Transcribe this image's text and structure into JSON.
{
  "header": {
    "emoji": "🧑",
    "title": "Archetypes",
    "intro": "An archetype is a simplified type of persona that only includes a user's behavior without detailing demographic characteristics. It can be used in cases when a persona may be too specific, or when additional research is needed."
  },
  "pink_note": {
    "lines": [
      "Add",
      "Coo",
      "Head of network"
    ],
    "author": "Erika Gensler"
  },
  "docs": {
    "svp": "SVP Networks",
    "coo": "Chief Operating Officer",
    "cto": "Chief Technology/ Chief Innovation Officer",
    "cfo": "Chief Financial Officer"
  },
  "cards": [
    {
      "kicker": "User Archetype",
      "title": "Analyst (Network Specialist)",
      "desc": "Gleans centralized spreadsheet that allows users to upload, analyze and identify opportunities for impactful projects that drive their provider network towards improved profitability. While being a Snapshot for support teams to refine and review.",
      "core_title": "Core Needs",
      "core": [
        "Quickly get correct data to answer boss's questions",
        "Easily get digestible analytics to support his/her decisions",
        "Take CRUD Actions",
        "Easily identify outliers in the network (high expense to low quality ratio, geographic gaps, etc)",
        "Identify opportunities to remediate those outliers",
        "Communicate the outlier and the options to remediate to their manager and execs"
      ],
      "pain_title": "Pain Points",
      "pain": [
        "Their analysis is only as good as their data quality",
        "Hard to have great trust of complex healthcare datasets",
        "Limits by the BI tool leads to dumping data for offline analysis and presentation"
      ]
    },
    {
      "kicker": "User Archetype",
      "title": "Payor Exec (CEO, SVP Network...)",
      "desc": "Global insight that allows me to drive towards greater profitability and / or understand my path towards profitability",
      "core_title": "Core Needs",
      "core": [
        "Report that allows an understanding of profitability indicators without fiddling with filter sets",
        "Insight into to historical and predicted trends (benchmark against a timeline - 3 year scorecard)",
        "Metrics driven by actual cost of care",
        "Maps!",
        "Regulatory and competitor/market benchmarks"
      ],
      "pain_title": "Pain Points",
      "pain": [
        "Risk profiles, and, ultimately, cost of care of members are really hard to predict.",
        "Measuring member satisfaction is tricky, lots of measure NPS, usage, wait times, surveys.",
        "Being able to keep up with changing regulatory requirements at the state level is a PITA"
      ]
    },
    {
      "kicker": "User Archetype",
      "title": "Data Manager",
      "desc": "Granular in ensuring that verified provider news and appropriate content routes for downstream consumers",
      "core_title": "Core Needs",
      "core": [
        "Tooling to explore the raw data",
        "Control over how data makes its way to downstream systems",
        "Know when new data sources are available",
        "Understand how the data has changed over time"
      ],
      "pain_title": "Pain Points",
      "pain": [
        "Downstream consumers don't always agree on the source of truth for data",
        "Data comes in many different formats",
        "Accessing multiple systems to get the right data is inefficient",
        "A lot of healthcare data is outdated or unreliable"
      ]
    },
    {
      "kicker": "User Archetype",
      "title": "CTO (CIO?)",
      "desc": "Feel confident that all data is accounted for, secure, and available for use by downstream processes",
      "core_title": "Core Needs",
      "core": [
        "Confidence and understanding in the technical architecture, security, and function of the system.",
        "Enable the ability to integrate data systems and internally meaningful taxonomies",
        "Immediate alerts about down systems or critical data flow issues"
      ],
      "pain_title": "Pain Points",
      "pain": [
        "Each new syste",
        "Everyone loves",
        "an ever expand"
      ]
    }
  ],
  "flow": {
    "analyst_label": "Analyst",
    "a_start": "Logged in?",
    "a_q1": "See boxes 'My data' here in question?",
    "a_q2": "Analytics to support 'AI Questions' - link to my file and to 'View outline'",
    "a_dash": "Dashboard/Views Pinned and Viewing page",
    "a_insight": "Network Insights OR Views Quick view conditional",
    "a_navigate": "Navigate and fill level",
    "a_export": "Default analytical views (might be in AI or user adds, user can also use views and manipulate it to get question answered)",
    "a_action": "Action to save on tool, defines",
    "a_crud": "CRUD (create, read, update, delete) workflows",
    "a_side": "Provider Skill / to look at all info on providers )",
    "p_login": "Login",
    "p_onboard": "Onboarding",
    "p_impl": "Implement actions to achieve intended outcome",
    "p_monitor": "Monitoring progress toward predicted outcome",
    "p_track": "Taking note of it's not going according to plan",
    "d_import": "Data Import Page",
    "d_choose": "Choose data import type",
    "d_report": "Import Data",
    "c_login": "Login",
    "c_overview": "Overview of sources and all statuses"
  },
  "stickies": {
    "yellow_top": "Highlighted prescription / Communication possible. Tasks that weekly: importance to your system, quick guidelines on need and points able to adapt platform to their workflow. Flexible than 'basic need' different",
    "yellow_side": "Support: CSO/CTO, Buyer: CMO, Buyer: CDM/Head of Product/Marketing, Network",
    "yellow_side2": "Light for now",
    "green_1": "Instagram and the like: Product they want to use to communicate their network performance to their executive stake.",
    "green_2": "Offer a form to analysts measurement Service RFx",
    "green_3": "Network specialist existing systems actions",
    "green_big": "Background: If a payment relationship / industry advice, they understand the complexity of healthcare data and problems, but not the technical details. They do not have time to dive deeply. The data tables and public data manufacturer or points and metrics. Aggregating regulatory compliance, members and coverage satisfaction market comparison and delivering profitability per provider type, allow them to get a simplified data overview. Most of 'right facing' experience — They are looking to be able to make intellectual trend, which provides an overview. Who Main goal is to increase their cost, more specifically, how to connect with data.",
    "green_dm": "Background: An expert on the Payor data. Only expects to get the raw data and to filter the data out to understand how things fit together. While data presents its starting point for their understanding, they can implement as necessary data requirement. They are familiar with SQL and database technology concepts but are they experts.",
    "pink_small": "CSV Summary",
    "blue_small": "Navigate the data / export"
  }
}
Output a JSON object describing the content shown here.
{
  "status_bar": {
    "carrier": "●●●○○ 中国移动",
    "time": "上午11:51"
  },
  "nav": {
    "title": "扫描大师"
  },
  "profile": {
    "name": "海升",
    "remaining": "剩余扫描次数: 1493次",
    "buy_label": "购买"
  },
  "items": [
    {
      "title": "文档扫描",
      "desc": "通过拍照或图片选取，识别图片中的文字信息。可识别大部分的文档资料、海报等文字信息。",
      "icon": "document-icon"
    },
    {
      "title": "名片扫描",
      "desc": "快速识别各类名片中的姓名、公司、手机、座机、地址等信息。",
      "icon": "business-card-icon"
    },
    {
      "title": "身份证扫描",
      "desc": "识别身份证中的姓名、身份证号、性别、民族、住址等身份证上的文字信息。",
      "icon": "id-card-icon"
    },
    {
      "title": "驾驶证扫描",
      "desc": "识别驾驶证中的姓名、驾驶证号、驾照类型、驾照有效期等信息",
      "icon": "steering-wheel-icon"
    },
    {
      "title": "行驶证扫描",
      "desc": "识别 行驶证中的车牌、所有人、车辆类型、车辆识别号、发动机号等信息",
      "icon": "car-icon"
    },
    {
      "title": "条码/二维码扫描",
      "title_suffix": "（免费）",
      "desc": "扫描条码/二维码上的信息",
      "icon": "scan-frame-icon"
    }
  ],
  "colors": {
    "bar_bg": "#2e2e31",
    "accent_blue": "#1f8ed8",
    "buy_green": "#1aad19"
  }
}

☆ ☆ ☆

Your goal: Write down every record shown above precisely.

Answer space:
Transcribe this image's text and structure into JSON.
{
  "header": {
    "emoji": "🧑",
    "title": "Archetypes",
    "intro": "An archetype is a simplified type of persona that only includes a user's behavior without detailing demographic characteristics. It can be used in cases when a persona may be too specific, or when additional research is needed."
  },
  "pink_note": {
    "lines": [
      "Add",
      "Coo",
      "Head of network"
    ],
    "author": "Erika Gensler"
  },
  "docs": {
    "svp": "SVP Networks",
    "coo": "Chief Operating Officer",
    "cto": "Chief Technology/ Chief Innovation Officer",
    "cfo": "Chief Financial Officer"
  },
  "cards": [
    {
      "kicker": "User Archetype",
      "title": "Analyst (Network Specialist)",
      "desc": "Gleans centralized spreadsheet that allows users to upload, analyze and identify opportunities for impactful projects that drive their provider network towards improved profitability. While being a Snapshot for support teams to refine and review.",
      "core_title": "Core Needs",
      "core": [
        "Quickly get correct data to answer boss's questions",
        "Easily get digestible analytics to support his/her decisions",
        "Take CRUD Actions",
        "Easily identify outliers in the network (high expense to low quality ratio, geographic gaps, etc)",
        "Identify opportunities to remediate those outliers",
        "Communicate the outlier and the options to remediate to their manager and execs"
      ],
      "pain_title": "Pain Points",
      "pain": [
        "Their analysis is only as good as their data quality",
        "Hard to have great trust of complex healthcare datasets",
        "Limits by the BI tool leads to dumping data for offline analysis and presentation"
      ]
    },
    {
      "kicker": "User Archetype",
      "title": "Payor Exec (CEO, SVP Network...)",
      "desc": "Global insight that allows me to drive towards greater profitability and / or understand my path towards profitability",
      "core_title": "Core Needs",
      "core": [
        "Report that allows an understanding of profitability indicators without fiddling with filter sets",
        "Insight into to historical and predicted trends (benchmark against a timeline - 3 year scorecard)",
        "Metrics driven by actual cost of care",
        "Maps!",
        "Regulatory and competitor/market benchmarks"
      ],
      "pain_title": "Pain Points",
      "pain": [
        "Risk profiles, and, ultimately, cost of care of members are really hard to predict.",
        "Measuring member satisfaction is tricky, lots of measure NPS, usage, wait times, surveys.",
        "Being able to keep up with changing regulatory requirements at the state level is a PITA"
      ]
    },
    {
      "kicker": "User Archetype",
      "title": "Data Manager",
      "desc": "Granular in ensuring that verified provider news and appropriate content routes for downstream consumers",
      "core_title": "Core Needs",
      "core": [
        "Tooling to explore the raw data",
        "Control over how data makes its way to downstream systems",
        "Know when new data sources are available",
        "Understand how the data has changed over time"
      ],
      "pain_title": "Pain Points",
      "pain": [
        "Downstream consumers don't always agree on the source of truth for data",
        "Data comes in many different formats",
        "Accessing multiple systems to get the right data is inefficient",
        "A lot of healthcare data is outdated or unreliable"
      ]
    },
    {
      "kicker": "User Archetype",
      "title": "CTO (CIO?)",
      "desc": "Feel confident that all data is accounted for, secure, and available for use by downstream processes",
      "core_title": "Core Needs",
      "core": [
        "Confidence and understanding in the technical architecture, security, and function of the system.",
        "Enable the ability to integrate data systems and internally meaningful taxonomies",
        "Immediate alerts about down systems or critical data flow issues"
      ],
      "pain_title": "Pain Points",
      "pain": [
        "Each new syste",
        "Everyone loves",
        "an ever expand"
      ]
    }
  ],
  "flow": {
    "analyst_label": "Analyst",
    "a_start": "Logged in?",
    "a_q1": "See boxes 'My data' here in question?",
    "a_q2": "Analytics to support 'AI Questions' - link to my file and to 'View outline'",
    "a_dash": "Dashboard/Views Pinned and Viewing page",
    "a_insight": "Network Insights OR Views Quick view conditional",
    "a_navigate": "Navigate and fill level",
    "a_export": "Default analytical views (might be in AI or user adds, user can also use views and manipulate it to get question answered)",
    "a_action": "Action to save on tool, defines",
    "a_crud": "CRUD (create, read, update, delete) workflows",
    "a_side": "Provider Skill / to look at all info on providers )",
    "p_login": "Login",
    "p_onboard": "Onboarding",
    "p_impl": "Implement actions to achieve intended outcome",
    "p_monitor": "Monitoring progress toward predicted outcome",
    "p_track": "Taking note of it's not going according to plan",
    "d_import": "Data Import Page",
    "d_choose": "Choose data import type",
    "d_report": "Import Data",
    "c_login": "Login",
    "c_overview": "Overview of sources and all statuses"
  },
  "stickies": {
    "yellow_top": "Highlighted prescription / Communication possible. Tasks that weekly: importance to your system, quick guidelines on need and points able to adapt platform to their workflow. Flexible than 'basic need' different",
    "yellow_side": "Support: CSO/CTO, Buyer: CMO, Buyer: CDM/Head of Product/Marketing, Network",
    "yellow_side2": "Light for now",
    "green_1": "Instagram and the like: Product they want to use to communicate their network performance to their executive stake.",
    "green_2": "Offer a form to analysts measurement Service RFx",
    "green_3": "Network specialist existing systems actions",
    "green_big": "Background: If a payment relationship / industry advice, they understand the complexity of healthcare data and problems, but not the technical details. They do not have time to dive deeply. The data tables and public data manufacturer or points and metrics. Aggregating regulatory compliance, members and coverage satisfaction market comparison and delivering profitability per provider type, allow them to get a simplified data overview. Most of 'right facing' experience — They are looking to be able to make intellectual trend, which provides an overview. Who Main goal is to increase their cost, more specifically, how to connect with data.",
    "green_dm": "Background: An expert on the Payor data. Only expects to get the raw data and to filter the data out to understand how things fit together. While data presents its starting point for their understanding, they can implement as necessary data requirement. They are familiar with SQL and database technology concepts but are they experts.",
    "pink_small": "CSV Summary",
    "blue_small": "Navigate the data / export"
  }
}
Output a JSON object describing the content shown here.
{
  "status_bar": {
    "carrier": "●●●○○ 中国移动",
    "time": "上午11:51"
  },
  "nav": {
    "title": "扫描大师"
  },
  "profile": {
    "name": "海升",
    "remaining": "剩余扫描次数: 1493次",
    "buy_label": "购买"
  },
  "items": [
    {
      "title": "文档扫描",
      "desc": "通过拍照或图片选取，识别图片中的文字信息。可识别大部分的文档资料、海报等文字信息。",
      "icon": "document-icon"
    },
    {
      "title": "名片扫描",
      "desc": "快速识别各类名片中的姓名、公司、手机、座机、地址等信息。",
      "icon": "business-card-icon"
    },
    {
      "title": "身份证扫描",
      "desc": "识别身份证中的姓名、身份证号、性别、民族、住址等身份证上的文字信息。",
      "icon": "id-card-icon"
    },
    {
      "title": "驾驶证扫描",
      "desc": "识别驾驶证中的姓名、驾驶证号、驾照类型、驾照有效期等信息",
      "icon": "steering-wheel-icon"
    },
    {
      "title": "行驶证扫描",
      "desc": "识别 行驶证中的车牌、所有人、车辆类型、车辆识别号、发动机号等信息",
      "icon": "car-icon"
    },
    {
      "title": "条码/二维码扫描",
      "title_suffix": "（免费）",
      "desc": "扫描条码/二维码上的信息",
      "icon": "scan-frame-icon"
    }
  ],
  "colors": {
    "bar_bg": "#2e2e31",
    "accent_blue": "#1f8ed8",
    "buy_green": "#1aad19"
  }
}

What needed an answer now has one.